Extractive (incl. oil & gas), Long arm jurisdiction - are you subject to the law?, MENA (Middle East & North Africa) - Written by Barry & Richard on Thursday, May 5, 2011 23:32 - 1 Comment
The curse of Tutankhamun: Will Egyptian deals come back to haunt?
The former Egyptian Interior Minister Habib al-Adly has been convicted and sentenced to 12 years in jail for fraudulent land deals. Mr. Adly, who pleaded not guilty also was fined US$2.5 million.
Many of the former Mubarak regime and Mubuarak’s sons Gamal and Alaa are now in detention at Tora Prison complex, just outside of Cairo either under investigation for similar crimes or awaiting prosecution. There are so many of the former regime in the prison that reportedly they have set up their own football team in the prison.
Richard Alderman confirmed to us when we met with him last week that the SFO is already looking at an Egyptian case and noted that it would be “interesting” to see how many other cases emerge.

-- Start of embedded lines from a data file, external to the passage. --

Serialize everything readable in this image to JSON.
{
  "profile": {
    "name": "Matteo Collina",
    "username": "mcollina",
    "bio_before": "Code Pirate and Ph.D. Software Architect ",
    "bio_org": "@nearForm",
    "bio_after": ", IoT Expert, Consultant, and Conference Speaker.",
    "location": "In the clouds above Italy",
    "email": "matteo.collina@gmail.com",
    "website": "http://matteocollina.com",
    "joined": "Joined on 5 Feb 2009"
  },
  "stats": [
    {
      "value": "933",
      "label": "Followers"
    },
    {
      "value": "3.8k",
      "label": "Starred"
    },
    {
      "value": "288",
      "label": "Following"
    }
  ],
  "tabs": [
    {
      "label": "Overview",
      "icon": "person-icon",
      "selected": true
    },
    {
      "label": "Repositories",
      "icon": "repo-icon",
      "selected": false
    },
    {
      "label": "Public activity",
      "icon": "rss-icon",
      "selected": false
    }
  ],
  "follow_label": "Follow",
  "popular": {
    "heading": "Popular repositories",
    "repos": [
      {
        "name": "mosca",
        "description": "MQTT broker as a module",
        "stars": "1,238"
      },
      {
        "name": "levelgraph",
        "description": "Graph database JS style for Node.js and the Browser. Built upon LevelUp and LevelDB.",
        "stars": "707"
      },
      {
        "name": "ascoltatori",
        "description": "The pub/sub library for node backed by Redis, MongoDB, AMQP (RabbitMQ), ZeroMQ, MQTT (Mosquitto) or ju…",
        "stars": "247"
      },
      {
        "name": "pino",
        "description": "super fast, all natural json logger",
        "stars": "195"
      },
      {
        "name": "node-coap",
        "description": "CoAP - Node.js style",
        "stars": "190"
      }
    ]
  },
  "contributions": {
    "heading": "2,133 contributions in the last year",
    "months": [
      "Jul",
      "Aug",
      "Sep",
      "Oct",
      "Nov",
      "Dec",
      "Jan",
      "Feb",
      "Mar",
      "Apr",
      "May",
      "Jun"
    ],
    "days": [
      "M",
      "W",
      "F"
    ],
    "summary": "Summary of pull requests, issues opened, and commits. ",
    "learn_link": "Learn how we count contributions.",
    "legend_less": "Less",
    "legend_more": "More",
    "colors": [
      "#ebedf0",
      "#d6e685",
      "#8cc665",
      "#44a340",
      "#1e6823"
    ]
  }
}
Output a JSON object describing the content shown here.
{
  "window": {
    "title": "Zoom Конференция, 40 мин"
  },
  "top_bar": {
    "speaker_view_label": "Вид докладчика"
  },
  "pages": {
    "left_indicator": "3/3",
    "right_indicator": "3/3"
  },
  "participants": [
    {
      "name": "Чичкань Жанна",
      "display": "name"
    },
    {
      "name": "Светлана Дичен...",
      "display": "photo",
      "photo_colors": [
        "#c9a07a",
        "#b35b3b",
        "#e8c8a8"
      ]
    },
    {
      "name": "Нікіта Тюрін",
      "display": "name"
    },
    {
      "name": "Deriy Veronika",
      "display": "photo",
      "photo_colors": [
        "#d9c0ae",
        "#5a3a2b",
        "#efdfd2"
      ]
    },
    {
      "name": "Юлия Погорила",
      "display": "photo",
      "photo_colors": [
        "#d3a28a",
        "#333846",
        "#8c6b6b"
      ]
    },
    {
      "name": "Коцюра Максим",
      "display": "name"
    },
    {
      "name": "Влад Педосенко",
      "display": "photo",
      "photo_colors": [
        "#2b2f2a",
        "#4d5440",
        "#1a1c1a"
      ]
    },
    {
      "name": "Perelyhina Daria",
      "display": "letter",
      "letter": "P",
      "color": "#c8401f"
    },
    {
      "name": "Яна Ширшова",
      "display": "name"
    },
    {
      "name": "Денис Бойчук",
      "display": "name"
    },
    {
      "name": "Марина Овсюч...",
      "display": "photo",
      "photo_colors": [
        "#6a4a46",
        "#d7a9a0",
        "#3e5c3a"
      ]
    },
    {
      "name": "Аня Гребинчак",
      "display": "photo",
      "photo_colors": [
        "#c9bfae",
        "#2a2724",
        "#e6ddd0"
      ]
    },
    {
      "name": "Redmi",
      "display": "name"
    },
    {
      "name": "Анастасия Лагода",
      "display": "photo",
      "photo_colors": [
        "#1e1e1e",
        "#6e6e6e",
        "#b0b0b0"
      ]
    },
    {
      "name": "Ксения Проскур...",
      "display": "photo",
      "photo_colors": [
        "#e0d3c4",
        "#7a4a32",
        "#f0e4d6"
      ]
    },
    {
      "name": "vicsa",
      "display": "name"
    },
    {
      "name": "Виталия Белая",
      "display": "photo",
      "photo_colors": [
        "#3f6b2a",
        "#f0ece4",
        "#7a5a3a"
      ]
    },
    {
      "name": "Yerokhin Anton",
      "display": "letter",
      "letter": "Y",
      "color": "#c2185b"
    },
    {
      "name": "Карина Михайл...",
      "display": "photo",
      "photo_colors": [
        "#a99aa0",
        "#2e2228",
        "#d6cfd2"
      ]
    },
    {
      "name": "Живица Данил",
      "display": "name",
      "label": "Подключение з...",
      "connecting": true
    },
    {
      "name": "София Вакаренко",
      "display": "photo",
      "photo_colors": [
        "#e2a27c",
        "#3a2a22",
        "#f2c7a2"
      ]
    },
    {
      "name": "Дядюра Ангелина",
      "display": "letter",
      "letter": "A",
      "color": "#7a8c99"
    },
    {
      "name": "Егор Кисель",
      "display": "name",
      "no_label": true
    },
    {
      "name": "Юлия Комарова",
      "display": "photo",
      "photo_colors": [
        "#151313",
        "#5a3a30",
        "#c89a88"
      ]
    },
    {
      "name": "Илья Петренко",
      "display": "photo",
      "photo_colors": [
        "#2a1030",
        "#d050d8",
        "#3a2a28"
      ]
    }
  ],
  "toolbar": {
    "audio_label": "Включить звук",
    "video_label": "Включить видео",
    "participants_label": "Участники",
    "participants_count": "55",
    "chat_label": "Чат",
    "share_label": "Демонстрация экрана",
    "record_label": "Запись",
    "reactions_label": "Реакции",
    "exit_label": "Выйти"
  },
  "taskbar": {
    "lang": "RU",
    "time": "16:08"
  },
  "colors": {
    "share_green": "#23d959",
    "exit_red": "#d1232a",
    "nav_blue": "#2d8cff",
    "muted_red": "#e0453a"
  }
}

This confirms his (and our) expectation that political and regime change in some parts of the world would provide the basis for SFO investigations and prosecutions. Earlier this year Richard Alderman said:
“I expect as well that the changes we are witnessing each day in various countries will also lead to more corruption being exposed. We may well learn far more about what corporations have done in order to secure contracts than we ever knew before. We shall be looking out for all of this information in the SFO together with our partners in other jurisdictions.”
Similarly, in early March we wrote of the opportunities which regime change in Africa afforded the SFO in the context of corruption.
With the vaults in Cairo being unlocked post revolution and the Egyptian press full of stories (including a claimed US$145 million found in a bank account said to be in the Mubarak family name but related to the Alexandria library) about the ongoing corruption probe into the Mubarak regime we anticipate that these stories will be the first of many. Hosni Mubarak has denied the allegations of corruption.
Most press stories around the current corruption probe appear to centre on land transactions and oil sales to Israel. We have been told by Egyptian counsel that the Supreme Court has stated that, in relation to some of the land deals, a decision of the Egyptian government should not affect third party rights, if for example land had been corruptly acquired by one party and another overseas developer had then unwittingly invested millions of pounds on development of housing and infrastructure.
However, businesses with Egyptian exposure should not assume that this heavily caveated assurance is the all-clear. It is still very early days post revolution in Egypt and the position remains very fluid.
We anticipate that it is likely that some non Egyptian companies names will be mentioned in the context of the current probe (it has already started to happen) either in the media and/or in prosecutions or investigations locally.
This gives rise to at least two risks. First, that Egyptian authorities pursue that entity and second, irrespective of what the Egyptian authorities do, that overseas investigators and prosecutors (for example the SFO, DOJ or others) will engage.
For companies with Egyptian exposure it may be prudent to review existing Egyptian operations now.
We are working with Egyptian colleagues to provide clarity on the situation to clients who either (1) have Egyptian operations or (2) are looking to the future to help the country get back on its feet and who are considering the likely risks.